The car business used to be simple. You built cars and trucks, introducing new models each year in August to a public that couldn’t wait to see what was coming next; the new designs, more powerful engines, the latest features. Back in the day, you could communicate everything most people needed to know in a 30- or 60-second national TV spot.
As the Rolling Stones sang, “Things are different today.” Now manufacturers talk about connectivity, electrification, and automation as much or more than cubic inches, horsepower, and torque. No longer mere car companies, they’re fast becoming providers of “mobility solutions” which is a complex concept that requires more than a list of features, an MSRP, and rebate to sell.
The future is coming up fast and it’s hard to package in a television second commercial (although Ford is trying to do so on this Sunday’s Super Bowl) That’s why more and more brands are opening experience centers to showcase their latest concepts and technologies. Two recent examples are Cadillac and Ford, who have both opened spaces in New York. They’re hoping to educate us about where both they, and the future of automobiles, are going.

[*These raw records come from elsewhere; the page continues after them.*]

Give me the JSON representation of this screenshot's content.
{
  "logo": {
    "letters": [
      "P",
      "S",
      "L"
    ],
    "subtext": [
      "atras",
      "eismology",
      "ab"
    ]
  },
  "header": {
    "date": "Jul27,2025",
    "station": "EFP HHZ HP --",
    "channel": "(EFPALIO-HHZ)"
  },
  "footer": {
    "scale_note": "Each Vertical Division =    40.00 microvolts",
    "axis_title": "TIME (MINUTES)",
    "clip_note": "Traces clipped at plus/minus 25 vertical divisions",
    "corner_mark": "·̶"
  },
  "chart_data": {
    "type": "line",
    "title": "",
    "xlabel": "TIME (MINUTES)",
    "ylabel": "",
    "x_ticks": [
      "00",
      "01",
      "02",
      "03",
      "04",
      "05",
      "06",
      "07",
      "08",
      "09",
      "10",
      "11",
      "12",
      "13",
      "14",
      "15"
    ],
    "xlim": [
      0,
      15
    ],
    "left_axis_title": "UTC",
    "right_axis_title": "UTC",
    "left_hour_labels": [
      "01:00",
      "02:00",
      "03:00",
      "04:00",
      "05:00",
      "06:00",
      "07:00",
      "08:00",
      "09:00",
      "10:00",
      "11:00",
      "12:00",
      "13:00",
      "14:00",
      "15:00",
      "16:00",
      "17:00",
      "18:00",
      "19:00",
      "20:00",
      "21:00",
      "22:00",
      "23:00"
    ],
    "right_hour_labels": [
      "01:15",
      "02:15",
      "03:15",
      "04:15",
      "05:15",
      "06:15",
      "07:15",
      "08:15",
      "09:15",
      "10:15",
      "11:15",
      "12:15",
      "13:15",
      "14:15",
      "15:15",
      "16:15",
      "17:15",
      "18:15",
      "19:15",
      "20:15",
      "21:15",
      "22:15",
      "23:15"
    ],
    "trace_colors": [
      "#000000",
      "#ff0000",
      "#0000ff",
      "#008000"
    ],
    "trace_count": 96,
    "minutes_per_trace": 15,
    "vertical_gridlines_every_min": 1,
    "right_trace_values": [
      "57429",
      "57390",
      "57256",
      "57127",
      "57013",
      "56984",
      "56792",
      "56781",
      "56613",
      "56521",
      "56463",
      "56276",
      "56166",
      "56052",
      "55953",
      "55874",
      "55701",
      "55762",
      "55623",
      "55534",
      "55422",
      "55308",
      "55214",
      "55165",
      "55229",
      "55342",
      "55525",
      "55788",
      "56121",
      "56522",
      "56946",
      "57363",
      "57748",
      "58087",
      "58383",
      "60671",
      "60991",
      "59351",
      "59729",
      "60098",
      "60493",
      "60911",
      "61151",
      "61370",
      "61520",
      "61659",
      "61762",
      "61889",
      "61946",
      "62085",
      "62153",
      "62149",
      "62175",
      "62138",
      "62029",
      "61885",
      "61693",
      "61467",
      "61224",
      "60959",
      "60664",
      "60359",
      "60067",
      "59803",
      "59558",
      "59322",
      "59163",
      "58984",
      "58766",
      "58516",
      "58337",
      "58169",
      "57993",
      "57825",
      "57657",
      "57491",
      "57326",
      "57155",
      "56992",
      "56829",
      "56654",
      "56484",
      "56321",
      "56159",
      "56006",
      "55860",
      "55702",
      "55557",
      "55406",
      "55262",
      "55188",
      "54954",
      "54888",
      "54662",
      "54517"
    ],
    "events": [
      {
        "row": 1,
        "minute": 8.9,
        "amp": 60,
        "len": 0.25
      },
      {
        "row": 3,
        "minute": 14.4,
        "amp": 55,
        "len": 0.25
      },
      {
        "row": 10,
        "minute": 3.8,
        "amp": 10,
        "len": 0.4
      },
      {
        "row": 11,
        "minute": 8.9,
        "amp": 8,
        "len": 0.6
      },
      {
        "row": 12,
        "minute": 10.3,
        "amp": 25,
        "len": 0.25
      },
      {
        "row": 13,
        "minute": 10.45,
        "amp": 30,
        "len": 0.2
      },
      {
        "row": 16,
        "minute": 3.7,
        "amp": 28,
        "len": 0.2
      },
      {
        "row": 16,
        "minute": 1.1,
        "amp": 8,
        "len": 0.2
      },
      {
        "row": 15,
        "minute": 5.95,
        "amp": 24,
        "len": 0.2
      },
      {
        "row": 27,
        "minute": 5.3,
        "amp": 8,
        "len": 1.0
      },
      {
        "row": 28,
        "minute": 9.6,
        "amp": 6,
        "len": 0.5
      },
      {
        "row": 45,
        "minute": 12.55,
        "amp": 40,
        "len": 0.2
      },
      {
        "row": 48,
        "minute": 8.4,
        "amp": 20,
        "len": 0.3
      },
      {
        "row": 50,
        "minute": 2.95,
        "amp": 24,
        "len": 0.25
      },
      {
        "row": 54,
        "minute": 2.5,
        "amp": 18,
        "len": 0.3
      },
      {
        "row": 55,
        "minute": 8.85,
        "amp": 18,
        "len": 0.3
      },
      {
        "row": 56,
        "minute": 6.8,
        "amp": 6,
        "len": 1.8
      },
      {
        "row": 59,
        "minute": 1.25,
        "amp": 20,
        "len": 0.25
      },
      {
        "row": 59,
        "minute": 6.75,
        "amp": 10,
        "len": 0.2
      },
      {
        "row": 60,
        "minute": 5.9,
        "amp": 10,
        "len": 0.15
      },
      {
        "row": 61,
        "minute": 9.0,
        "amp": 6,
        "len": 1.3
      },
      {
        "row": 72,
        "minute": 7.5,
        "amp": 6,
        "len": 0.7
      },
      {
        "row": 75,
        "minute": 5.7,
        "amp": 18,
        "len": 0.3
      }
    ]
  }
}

These are places designed sell ideas, not cars.
Cadillac House is located 330 Hudson Street in lower Manhattan and its purpose according to Cadillac “is an opportunity to share the brand’s singular perspective on subjects beyond automotive design.” They describe it as a gallery, retail space, and exhibition area for their vehicles. But it is not a showroom. It’s a place that’s supposed to bring the brand to life beyond the cars. Its partners include the Council of Fashion Designers of America who maintain the retail space, and a cafe from trendy New York coffee purveyors, Joe Coffee. Cadillac, hoping to be known by the company it keeps, is using these brands to demonstrate its commitment to innovative design and craftsmanship.
Cadillac House also hosts exhibitions in its gallery and events in its space. Their current exhibit is titled A Portrait of America and is co-presented by the Warhol Museum. Other events have included a summer dinner series to benefit City Harvest, musical performances, and other art exhibitions. Overall, it’s an emotional appeal designed to connect with potential buyers on what Cadillac stands for from a cultural perspective.
Ford, on the other hand, has taken a very different approach. Their newly opened “FordHub Brand Experience Studio” is more interactive and focused on both automotive and transportation innovation than arts and culture. It’s very deliberately located in one of America’s busiest transportation centers in the Westfield World Trade Center in New York’s financial district. According to Ford, “FordHub is designed to inspire visitors – whether they own or intend to own a Ford vehicle or not – to think about the future of transportation in an entirely new way by encouraging imagination and dialogue.”
The exhibit is built around Ford’s City of Tomorrow concept they launched at the Detroit Auto Show. (We’ll have more on that in an upcoming post). As such it showcases coordinated mobility options that can be deployed to help improve our transportation infrastructure in the years to come. These include autonomous and electric vehicles, ride sharing, ride hailing, and even last mile solutions like e-bikes. The FordHub has a dynamic “Mobility Map” of New York City that presents a dashboard of real-time information on street and highway traffic, busses, trains, ferries and alerts about each.
At the FordHub grand opening yesterday, Ford also announced the Mobilize New York Challenge, a contest to help generate and produce ideas that make getting around the city easier. With a total prize of $30,000 Ford hopes to help individuals and businesses fund their concepts. Submissions are due by 13 March 2017 and winners will be announced on 12 May. For more information, visit the Mobilize New York website.
Ford plans on opening several more FordHubs around the country and we wouldn’t be surprised to see other manufacturers building signature spaces as well. Even though you can reach hundreds of millions of people with one Super Bowl commercial, it’s hard to communicate much when they’re headed to the refrigerator for another beer.